__INSTRUCTIONS TO FOLLOW__: Below are entries to reproduce exactly, apart from their pictures.

Stored data entries:
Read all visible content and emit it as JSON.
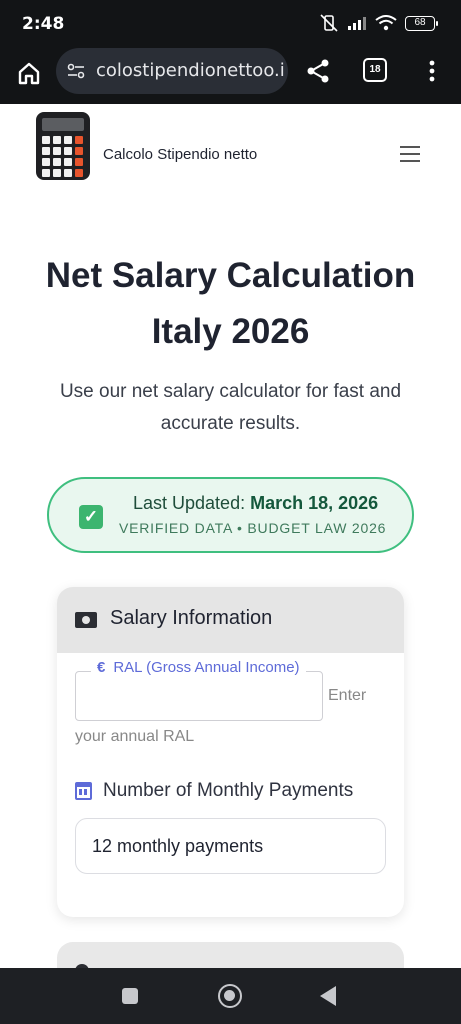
{
  "status_bar": {
    "time": "2:48",
    "battery": "68"
  },
  "browser": {
    "url": "colostipendionettoo.it",
    "tab_count": "18"
  },
  "header": {
    "site_name": "Calcolo Stipendio netto"
  },
  "hero": {
    "title_line1": "Net Salary Calculation",
    "title_line2": "Italy 2026",
    "subtitle": "Use our net salary calculator for fast and accurate results."
  },
  "update_badge": {
    "label": "Last Updated:",
    "date": "March 18, 2026",
    "note": "VERIFIED DATA • BUDGET LAW 2026"
  },
  "salary_card": {
    "title": "Salary Information",
    "ral_label": "RAL (Gross Annual Income)",
    "ral_value": "",
    "ral_help_part1": "Enter",
    "ral_help_part2": "your annual RAL",
    "payments_label": "Number of Monthly Payments",
    "payments_value": "12 monthly payments"
  }
}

__SOLUTION TO THE PROBLEM__:
Read all visible content and emit it as JSON.
{
  "status_bar": {
    "time": "2:48",
    "battery": "68"
  },
  "browser": {
    "url": "colostipendionettoo.it",
    "tab_count": "18"
  },
  "header": {
    "site_name": "Calcolo Stipendio netto"
  },
  "hero": {
    "title_line1": "Net Salary Calculation",
    "title_line2": "Italy 2026",
    "subtitle": "Use our net salary calculator for fast and accurate results."
  },
  "update_badge": {
    "label": "Last Updated:",
    "date": "March 18, 2026",
    "note": "VERIFIED DATA • BUDGET LAW 2026"
  },
  "salary_card": {
    "title": "Salary Information",
    "ral_label": "RAL (Gross Annual Income)",
    "ral_value": "",
    "ral_help_part1": "Enter",
    "ral_help_part2": "your annual RAL",
    "payments_label": "Number of Monthly Payments",
    "payments_value": "12 monthly payments"
  }
}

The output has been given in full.